Input for this task Start Marker

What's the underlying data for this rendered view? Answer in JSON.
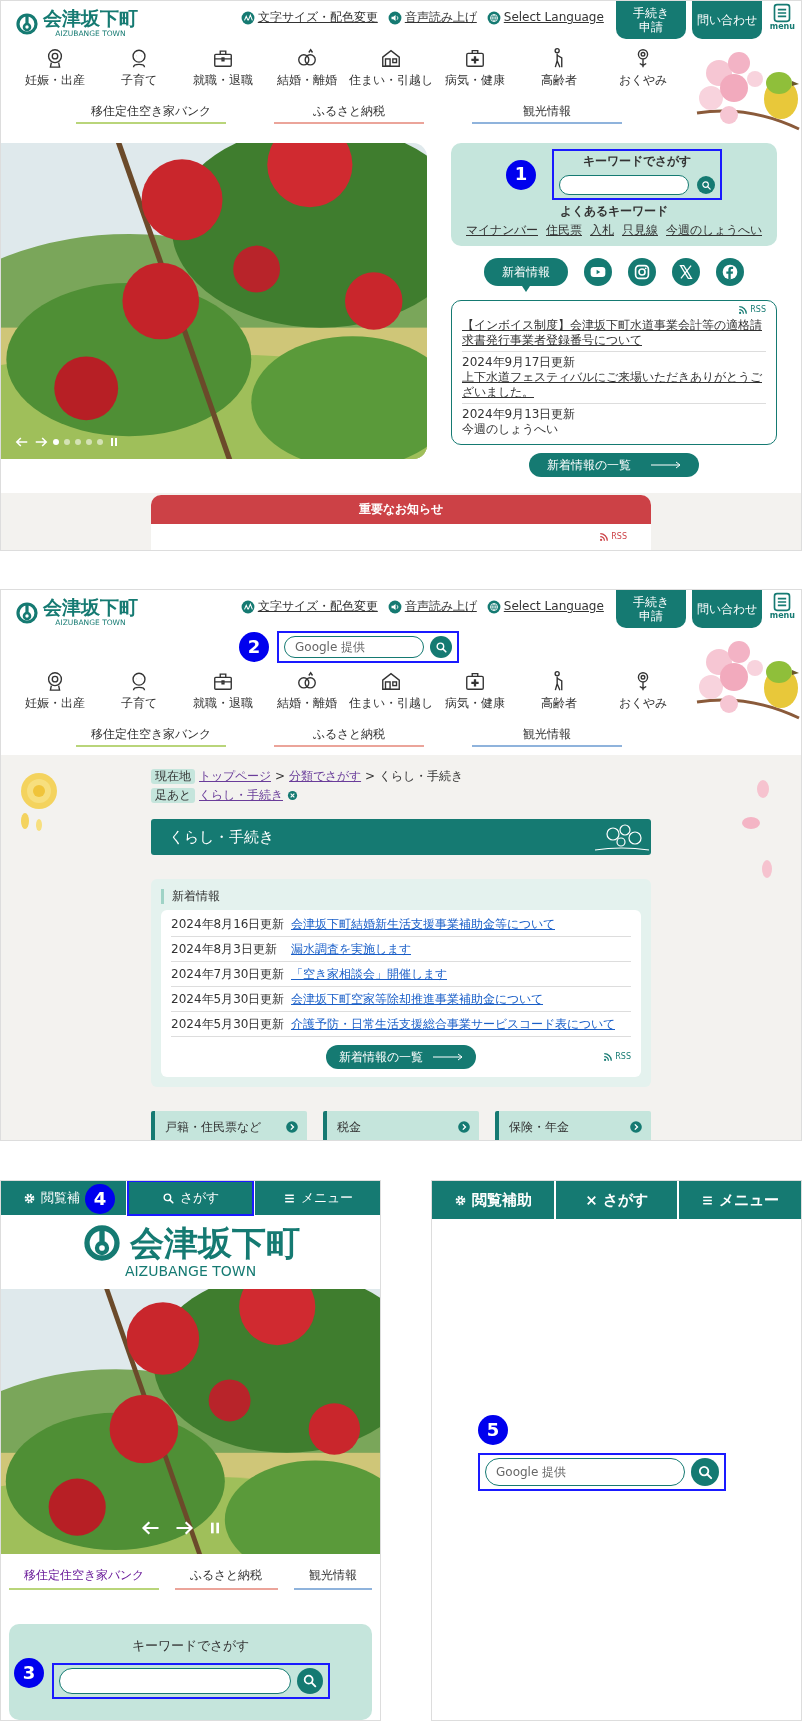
{
  "top_page": {
    "header": {
      "logo": {
        "name": "会津坂下町",
        "romaji": "AIZUBANGE TOWN"
      },
      "utility_links": [
        {
          "kind": "text-size",
          "label": "文字サイズ・配色変更"
        },
        {
          "kind": "voice",
          "label": "音声読み上げ"
        },
        {
          "kind": "language",
          "label": "Select Language"
        }
      ],
      "buttons": [
        {
          "lines": [
            "手続き",
            "申請"
          ]
        },
        {
          "lines": [
            "問い合わせ"
          ]
        }
      ],
      "menu": "menu",
      "life_events": [
        {
          "kind": "pregnancy",
          "label": "妊娠・出産"
        },
        {
          "kind": "childcare",
          "label": "子育て"
        },
        {
          "kind": "employment",
          "label": "就職・退職"
        },
        {
          "kind": "marriage",
          "label": "結婚・離婚"
        },
        {
          "kind": "housing",
          "label": "住まい・引越し"
        },
        {
          "kind": "health",
          "label": "病気・健康"
        },
        {
          "kind": "elderly",
          "label": "高齢者"
        },
        {
          "kind": "bereavement",
          "label": "おくやみ"
        }
      ],
      "featured_links": [
        {
          "label": "移住定住空き家バンク",
          "color": "#b9d57a"
        },
        {
          "label": "ふるさと納税",
          "color": "#eba49a"
        },
        {
          "label": "観光情報",
          "color": "#8fb3dc"
        }
      ]
    },
    "hero": {
      "kind": "picture",
      "slides": [
        {
          "selected": true
        },
        {
          "selected": false
        },
        {
          "selected": false
        },
        {
          "selected": false
        },
        {
          "selected": false
        }
      ]
    },
    "keyword_search": {
      "marker": "1",
      "title": "キーワードでさがす",
      "popular_title": "よくあるキーワード",
      "popular": [
        "マイナンバー",
        "住民票",
        "入札",
        "只見線",
        "今週のしょうへい"
      ]
    },
    "tabs": [
      {
        "kind": "news",
        "label": "新着情報",
        "selected": true
      },
      {
        "kind": "youtube",
        "selected": false
      },
      {
        "kind": "instagram",
        "selected": false
      },
      {
        "kind": "x",
        "selected": false
      },
      {
        "kind": "facebook",
        "selected": false
      }
    ],
    "news": {
      "rss": "RSS",
      "items": [
        {
          "title": "【インボイス制度】会津坂下町水道事業会計等の適格請求書発行事業者登録番号について",
          "link": true
        },
        {
          "date": "2024年9月17日更新",
          "title": "上下水道フェスティバルにご来場いただきありがとうございました。",
          "link": true
        },
        {
          "date": "2024年9月13日更新",
          "title": "今週のしょうへい",
          "link": false
        }
      ]
    },
    "news_list_button": "新着情報の一覧",
    "notice": {
      "title": "重要なお知らせ",
      "rss": "RSS"
    }
  },
  "category_page": {
    "header": {
      "logo": {
        "name": "会津坂下町",
        "romaji": "AIZUBANGE TOWN"
      },
      "utility_links": [
        {
          "kind": "text-size",
          "label": "文字サイズ・配色変更"
        },
        {
          "kind": "voice",
          "label": "音声読み上げ"
        },
        {
          "kind": "language",
          "label": "Select Language"
        }
      ],
      "buttons": [
        {
          "lines": [
            "手続き",
            "申請"
          ]
        },
        {
          "lines": [
            "問い合わせ"
          ]
        }
      ],
      "menu": "menu",
      "site_search": {
        "marker": "2",
        "placeholder": "Google 提供"
      },
      "life_events": [
        {
          "kind": "pregnancy",
          "label": "妊娠・出産"
        },
        {
          "kind": "childcare",
          "label": "子育て"
        },
        {
          "kind": "employment",
          "label": "就職・退職"
        },
        {
          "kind": "marriage",
          "label": "結婚・離婚"
        },
        {
          "kind": "housing",
          "label": "住まい・引越し"
        },
        {
          "kind": "health",
          "label": "病気・健康"
        },
        {
          "kind": "elderly",
          "label": "高齢者"
        },
        {
          "kind": "bereavement",
          "label": "おくやみ"
        }
      ],
      "featured_links": [
        {
          "label": "移住定住空き家バンク",
          "color": "#b9d57a"
        },
        {
          "label": "ふるさと納税",
          "color": "#eba49a"
        },
        {
          "label": "観光情報",
          "color": "#8fb3dc"
        }
      ]
    },
    "breadcrumb": {
      "label": "現在地",
      "separator": ">",
      "items": [
        {
          "label": "トップページ",
          "link": true
        },
        {
          "label": "分類でさがす",
          "link": true
        },
        {
          "label": "くらし・手続き",
          "link": false
        }
      ]
    },
    "history": {
      "label": "足あと",
      "items": [
        "くらし・手続き"
      ]
    },
    "title": "くらし・手続き",
    "news": {
      "title": "新着情報",
      "items": [
        {
          "date": "2024年8月16日更新",
          "title": "会津坂下町結婚新生活支援事業補助金等について"
        },
        {
          "date": "2024年8月3日更新",
          "title": "漏水調査を実施します"
        },
        {
          "date": "2024年7月30日更新",
          "title": "「空き家相談会」開催します"
        },
        {
          "date": "2024年5月30日更新",
          "title": "会津坂下町空家等除却推進事業補助金について"
        },
        {
          "date": "2024年5月30日更新",
          "title": "介護予防・日常生活支援総合事業サービスコード表について"
        }
      ],
      "button": "新着情報の一覧",
      "rss": "RSS"
    },
    "categories": [
      "戸籍・住民票など",
      "税金",
      "保険・年金"
    ]
  },
  "mobile_search_closed": {
    "toolbar": [
      {
        "kind": "accessibility",
        "label": "閲覧補"
      },
      {
        "kind": "search",
        "label": "さがす",
        "marker": "4"
      },
      {
        "kind": "menu",
        "label": "メニュー"
      }
    ],
    "logo": {
      "name": "会津坂下町",
      "romaji": "AIZUBANGE TOWN"
    },
    "featured_links": [
      {
        "label": "移住定住空き家バンク",
        "color": "#b9d57a",
        "visited": true
      },
      {
        "label": "ふるさと納税",
        "color": "#eba49a",
        "visited": false
      },
      {
        "label": "観光情報",
        "color": "#8fb3dc",
        "visited": false
      }
    ],
    "keyword_search": {
      "marker": "3",
      "title": "キーワードでさがす"
    }
  },
  "mobile_search_open": {
    "toolbar": [
      {
        "kind": "accessibility",
        "label": "閲覧補助"
      },
      {
        "kind": "close",
        "label": "さがす"
      },
      {
        "kind": "menu",
        "label": "メニュー"
      }
    ],
    "site_search": {
      "marker": "5",
      "placeholder": "Google 提供"
    }
  }
}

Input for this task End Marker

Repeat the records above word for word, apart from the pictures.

What's the underlying data for this rendered view? Answer in JSON.
{
  "top_page": {
    "header": {
      "logo": {
        "name": "会津坂下町",
        "romaji": "AIZUBANGE TOWN"
      },
      "utility_links": [
        {
          "kind": "text-size",
          "label": "文字サイズ・配色変更"
        },
        {
          "kind": "voice",
          "label": "音声読み上げ"
        },
        {
          "kind": "language",
          "label": "Select Language"
        }
      ],
      "buttons": [
        {
          "lines": [
            "手続き",
            "申請"
          ]
        },
        {
          "lines": [
            "問い合わせ"
          ]
        }
      ],
      "menu": "menu",
      "life_events": [
        {
          "kind": "pregnancy",
          "label": "妊娠・出産"
        },
        {
          "kind": "childcare",
          "label": "子育て"
        },
        {
          "kind": "employment",
          "label": "就職・退職"
        },
        {
          "kind": "marriage",
          "label": "結婚・離婚"
        },
        {
          "kind": "housing",
          "label": "住まい・引越し"
        },
        {
          "kind": "health",
          "label": "病気・健康"
        },
        {
          "kind": "elderly",
          "label": "高齢者"
        },
        {
          "kind": "bereavement",
          "label": "おくやみ"
        }
      ],
      "featured_links": [
        {
          "label": "移住定住空き家バンク",
          "color": "#b9d57a"
        },
        {
          "label": "ふるさと納税",
          "color": "#eba49a"
        },
        {
          "label": "観光情報",
          "color": "#8fb3dc"
        }
      ]
    },
    "hero": {
      "kind": "picture",
      "slides": [
        {
          "selected": true
        },
        {
          "selected": false
        },
        {
          "selected": false
        },
        {
          "selected": false
        },
        {
          "selected": false
        }
      ]
    },
    "keyword_search": {
      "marker": "1",
      "title": "キーワードでさがす",
      "popular_title": "よくあるキーワード",
      "popular": [
        "マイナンバー",
        "住民票",
        "入札",
        "只見線",
        "今週のしょうへい"
      ]
    },
    "tabs": [
      {
        "kind": "news",
        "label": "新着情報",
        "selected": true
      },
      {
        "kind": "youtube",
        "selected": false
      },
      {
        "kind": "instagram",
        "selected": false
      },
      {
        "kind": "x",
        "selected": false
      },
      {
        "kind": "facebook",
        "selected": false
      }
    ],
    "news": {
      "rss": "RSS",
      "items": [
        {
          "title": "【インボイス制度】会津坂下町水道事業会計等の適格請求書発行事業者登録番号について",
          "link": true
        },
        {
          "date": "2024年9月17日更新",
          "title": "上下水道フェスティバルにご来場いただきありがとうございました。",
          "link": true
        },
        {
          "date": "2024年9月13日更新",
          "title": "今週のしょうへい",
          "link": false
        }
      ]
    },
    "news_list_button": "新着情報の一覧",
    "notice": {
      "title": "重要なお知らせ",
      "rss": "RSS"
    }
  },
  "category_page": {
    "header": {
      "logo": {
        "name": "会津坂下町",
        "romaji": "AIZUBANGE TOWN"
      },
      "utility_links": [
        {
          "kind": "text-size",
          "label": "文字サイズ・配色変更"
        },
        {
          "kind": "voice",
          "label": "音声読み上げ"
        },
        {
          "kind": "language",
          "label": "Select Language"
        }
      ],
      "buttons": [
        {
          "lines": [
            "手続き",
            "申請"
          ]
        },
        {
          "lines": [
            "問い合わせ"
          ]
        }
      ],
      "menu": "menu",
      "site_search": {
        "marker": "2",
        "placeholder": "Google 提供"
      },
      "life_events": [
        {
          "kind": "pregnancy",
          "label": "妊娠・出産"
        },
        {
          "kind": "childcare",
          "label": "子育て"
        },
        {
          "kind": "employment",
          "label": "就職・退職"
        },
        {
          "kind": "marriage",
          "label": "結婚・離婚"
        },
        {
          "kind": "housing",
          "label": "住まい・引越し"
        },
        {
          "kind": "health",
          "label": "病気・健康"
        },
        {
          "kind": "elderly",
          "label": "高齢者"
        },
        {
          "kind": "bereavement",
          "label": "おくやみ"
        }
      ],
      "featured_links": [
        {
          "label": "移住定住空き家バンク",
          "color": "#b9d57a"
        },
        {
          "label": "ふるさと納税",
          "color": "#eba49a"
        },
        {
          "label": "観光情報",
          "color": "#8fb3dc"
        }
      ]
    },
    "breadcrumb": {
      "label": "現在地",
      "separator": ">",
      "items": [
        {
          "label": "トップページ",
          "link": true
        },
        {
          "label": "分類でさがす",
          "link": true
        },
        {
          "label": "くらし・手続き",
          "link": false
        }
      ]
    },
    "history": {
      "label": "足あと",
      "items": [
        "くらし・手続き"
      ]
    },
    "title": "くらし・手続き",
    "news": {
      "title": "新着情報",
      "items": [
        {
          "date": "2024年8月16日更新",
          "title": "会津坂下町結婚新生活支援事業補助金等について"
        },
        {
          "date": "2024年8月3日更新",
          "title": "漏水調査を実施します"
        },
        {
          "date": "2024年7月30日更新",
          "title": "「空き家相談会」開催します"
        },
        {
          "date": "2024年5月30日更新",
          "title": "会津坂下町空家等除却推進事業補助金について"
        },
        {
          "date": "2024年5月30日更新",
          "title": "介護予防・日常生活支援総合事業サービスコード表について"
        }
      ],
      "button": "新着情報の一覧",
      "rss": "RSS"
    },
    "categories": [
      "戸籍・住民票など",
      "税金",
      "保険・年金"
    ]
  },
  "mobile_search_closed": {
    "toolbar": [
      {
        "kind": "accessibility",
        "label": "閲覧補"
      },
      {
        "kind": "search",
        "label": "さがす",
        "marker": "4"
      },
      {
        "kind": "menu",
        "label": "メニュー"
      }
    ],
    "logo": {
      "name": "会津坂下町",
      "romaji": "AIZUBANGE TOWN"
    },
    "featured_links": [
      {
        "label": "移住定住空き家バンク",
        "color": "#b9d57a",
        "visited": true
      },
      {
        "label": "ふるさと納税",
        "color": "#eba49a",
        "visited": false
      },
      {
        "label": "観光情報",
        "color": "#8fb3dc",
        "visited": false
      }
    ],
    "keyword_search": {
      "marker": "3",
      "title": "キーワードでさがす"
    }
  },
  "mobile_search_open": {
    "toolbar": [
      {
        "kind": "accessibility",
        "label": "閲覧補助"
      },
      {
        "kind": "close",
        "label": "さがす"
      },
      {
        "kind": "menu",
        "label": "メニュー"
      }
    ],
    "site_search": {
      "marker": "5",
      "placeholder": "Google 提供"
    }
  }
}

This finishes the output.